### Your assignment
Go through the data below and copy each line where the word "pose" occurs.

### App and web page records
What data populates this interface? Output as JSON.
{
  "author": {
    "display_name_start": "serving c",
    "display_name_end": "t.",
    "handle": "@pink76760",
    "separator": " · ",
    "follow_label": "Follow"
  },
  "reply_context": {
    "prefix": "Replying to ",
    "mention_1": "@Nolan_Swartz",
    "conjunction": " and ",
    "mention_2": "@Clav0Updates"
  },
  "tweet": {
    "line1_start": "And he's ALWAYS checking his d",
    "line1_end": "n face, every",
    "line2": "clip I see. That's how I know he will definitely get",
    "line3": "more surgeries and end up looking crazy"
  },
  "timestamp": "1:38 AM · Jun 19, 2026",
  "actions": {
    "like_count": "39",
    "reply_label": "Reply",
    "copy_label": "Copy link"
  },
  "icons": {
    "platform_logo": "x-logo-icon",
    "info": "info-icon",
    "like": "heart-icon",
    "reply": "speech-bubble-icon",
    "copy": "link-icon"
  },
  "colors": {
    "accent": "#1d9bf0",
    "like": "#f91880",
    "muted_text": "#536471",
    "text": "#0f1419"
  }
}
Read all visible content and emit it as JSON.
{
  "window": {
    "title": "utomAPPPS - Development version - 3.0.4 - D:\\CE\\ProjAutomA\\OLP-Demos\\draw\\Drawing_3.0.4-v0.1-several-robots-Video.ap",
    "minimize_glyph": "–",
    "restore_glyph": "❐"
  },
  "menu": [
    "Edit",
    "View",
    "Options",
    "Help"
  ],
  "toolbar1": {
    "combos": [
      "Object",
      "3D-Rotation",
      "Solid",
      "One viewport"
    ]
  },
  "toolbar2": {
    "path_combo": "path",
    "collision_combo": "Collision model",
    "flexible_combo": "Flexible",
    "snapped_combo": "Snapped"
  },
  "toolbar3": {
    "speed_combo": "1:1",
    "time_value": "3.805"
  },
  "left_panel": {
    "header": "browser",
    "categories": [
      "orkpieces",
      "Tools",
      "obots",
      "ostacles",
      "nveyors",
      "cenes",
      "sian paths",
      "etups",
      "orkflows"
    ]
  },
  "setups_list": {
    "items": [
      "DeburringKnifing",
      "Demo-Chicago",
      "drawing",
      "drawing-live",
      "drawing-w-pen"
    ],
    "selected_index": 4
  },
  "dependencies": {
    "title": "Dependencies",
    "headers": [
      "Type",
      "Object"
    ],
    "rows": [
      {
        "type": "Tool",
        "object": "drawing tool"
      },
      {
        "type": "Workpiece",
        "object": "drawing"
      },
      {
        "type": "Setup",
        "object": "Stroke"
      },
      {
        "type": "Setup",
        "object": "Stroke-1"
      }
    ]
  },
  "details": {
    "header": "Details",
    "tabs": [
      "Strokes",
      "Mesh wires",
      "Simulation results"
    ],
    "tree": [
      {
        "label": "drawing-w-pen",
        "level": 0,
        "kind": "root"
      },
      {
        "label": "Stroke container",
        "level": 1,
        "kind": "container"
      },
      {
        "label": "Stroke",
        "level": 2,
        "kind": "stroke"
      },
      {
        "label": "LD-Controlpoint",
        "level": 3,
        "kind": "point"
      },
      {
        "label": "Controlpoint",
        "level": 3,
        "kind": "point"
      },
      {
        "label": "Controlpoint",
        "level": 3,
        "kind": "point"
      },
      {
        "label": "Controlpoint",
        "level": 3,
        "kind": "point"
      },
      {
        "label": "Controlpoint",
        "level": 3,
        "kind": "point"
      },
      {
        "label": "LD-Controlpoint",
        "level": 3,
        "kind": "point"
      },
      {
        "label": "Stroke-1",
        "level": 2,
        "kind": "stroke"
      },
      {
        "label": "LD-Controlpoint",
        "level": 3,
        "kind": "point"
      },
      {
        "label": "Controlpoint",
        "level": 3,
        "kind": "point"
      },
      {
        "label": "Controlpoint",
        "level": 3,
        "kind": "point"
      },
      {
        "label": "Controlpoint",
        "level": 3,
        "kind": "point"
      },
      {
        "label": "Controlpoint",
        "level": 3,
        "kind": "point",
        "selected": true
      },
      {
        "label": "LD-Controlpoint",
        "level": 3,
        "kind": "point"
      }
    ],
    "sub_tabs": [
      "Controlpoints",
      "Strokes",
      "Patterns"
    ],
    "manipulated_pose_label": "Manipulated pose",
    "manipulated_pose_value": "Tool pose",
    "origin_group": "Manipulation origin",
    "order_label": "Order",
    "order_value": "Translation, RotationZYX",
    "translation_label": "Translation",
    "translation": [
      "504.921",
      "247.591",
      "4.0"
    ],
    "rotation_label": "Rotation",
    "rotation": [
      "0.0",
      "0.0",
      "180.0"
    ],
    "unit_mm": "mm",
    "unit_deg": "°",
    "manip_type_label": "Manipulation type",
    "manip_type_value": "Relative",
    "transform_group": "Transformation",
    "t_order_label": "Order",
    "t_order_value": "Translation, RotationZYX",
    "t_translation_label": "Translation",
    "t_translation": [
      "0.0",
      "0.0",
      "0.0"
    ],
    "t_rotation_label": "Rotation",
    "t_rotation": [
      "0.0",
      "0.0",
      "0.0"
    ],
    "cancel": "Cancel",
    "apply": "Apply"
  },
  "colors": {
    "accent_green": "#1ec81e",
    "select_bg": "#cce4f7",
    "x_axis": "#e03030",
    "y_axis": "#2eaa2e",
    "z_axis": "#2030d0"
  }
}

### Output of the exercise
    "manipulated_pose_label": "Manipulated pose",
    "manipulated_pose_value": "Tool pose",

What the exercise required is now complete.